Case: is it allowed to using fingerprints of employees?
A client of mine wanted to use fingerprint technology to identify its employees, instead of their current ID badges. Nowadays, it is becoming more and more common to use fingerprints for devices such as mobile telephones and laptops. But have you ever wondered whether it is allowed under the GDPR?
How to answer this question?
To check whether it is allowed to use fingerprints of employees, you have to answer some questions in a so-called Privacy Impact Assessment (PIA).
A PIA is a questionnaire that you fill in in case of a ‘high privacy risk’. Some ‘high privacy risks’ are mentioned the GDPR. One example is if you want to use ‘special categories of data on a large scale’.
Fingerprints are biometric data, which is also a special category of personal data. Use on a ‘large scale’ means that you will use the fingerprints of many people, or very frequently.
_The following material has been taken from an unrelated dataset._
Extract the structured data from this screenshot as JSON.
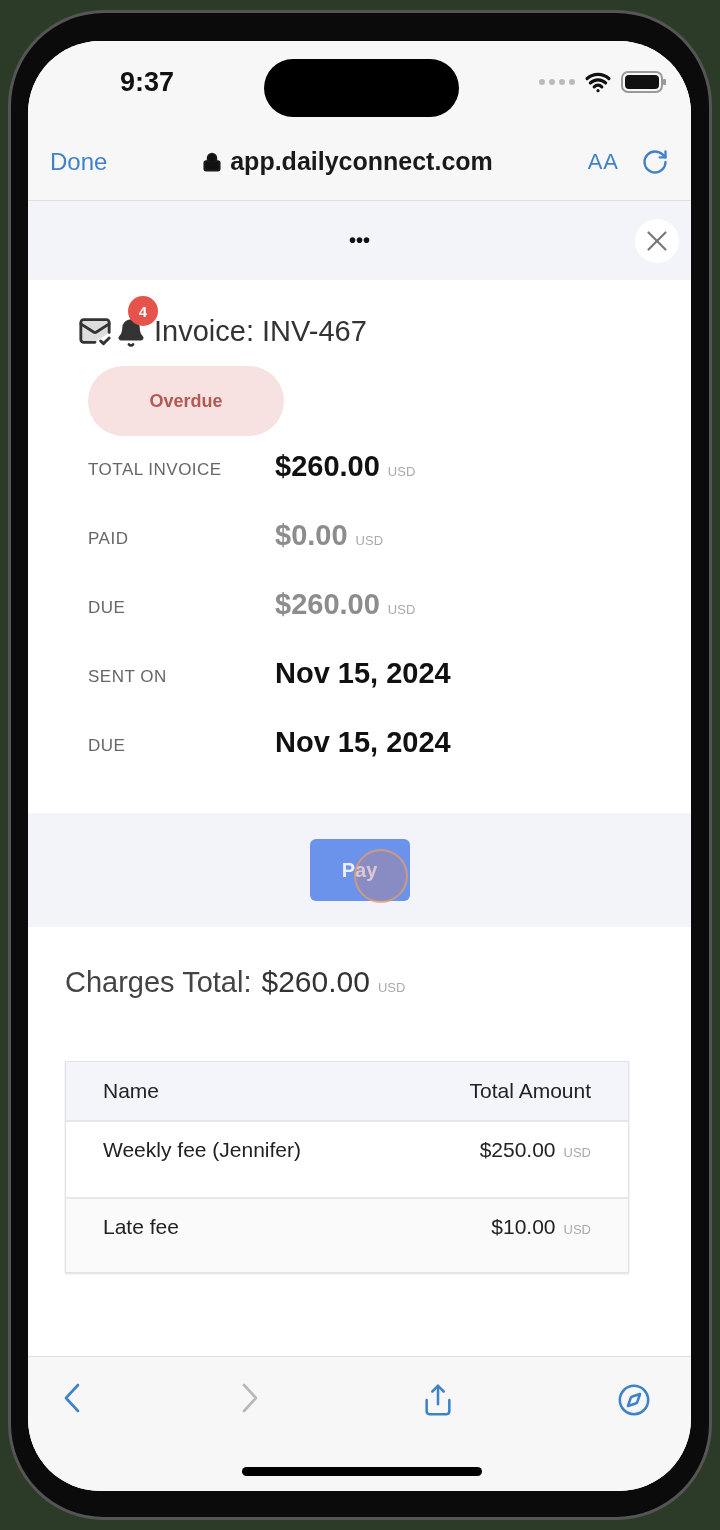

If employees have to check in and check out with fingerprints on a daily basis, you can be certain that a PIA is required.
Example PIA questions
Some example questions to answer in a PIA are:
- Why do you want to use fingerprints of employees?
- Is it really necessary?
- Is it possible to reach the same goal in another way?
- How do you secure the data?
- What are the risks for the employees?
- How can you lower or eliminate the risk?
In the PIA, you write down these answers and save the PIA. Just in case the privacy authority (in the Netherlands: Autoriteit Persoonsgegevens) comes knocking on your door. Should they ever have a question about this, you should be able to give your PIA immediately.
So, is it allowed to use fingerprints of employees?
Yes, but this depends for what purpose. In the Netherlands, there is a legal exception for using biometric data for security and authentication purposes. This means that fingerprints may only be used when the level of security justifies the use of fingerprints. This can be the case for securing high-risk areas such as the IT server room, where very confidential and valuable trade secrets may be stored.
Although ID badges or access codes are more commonly used options, the downside is that badges, codes and passwords can be lost, stolen or easily used by others. So the level of security risk (what may happen if the ID badge is stolen?) may justify the use of fingerprints above the use of ID badges.
Do you need a PIA?
Filling in a PIA forces you to think about the purpose, the alternatives, the risks, so you can lower the privacy risk.
There are many situations in which a PIA is required. The Dutch Privacy Authority published this list about when you need to fill in a PIA.
If you want to receive a free PIA template, or if you need help with your PIA, send me a direct message.
Check out the Privacy law page for more information about Privacy law services.
Disclaimer: The information in this blogpost contains the personal views of myself, is provided for general purposes only and does not replace legal advice. For specific cases or questions, always consult a lawyer.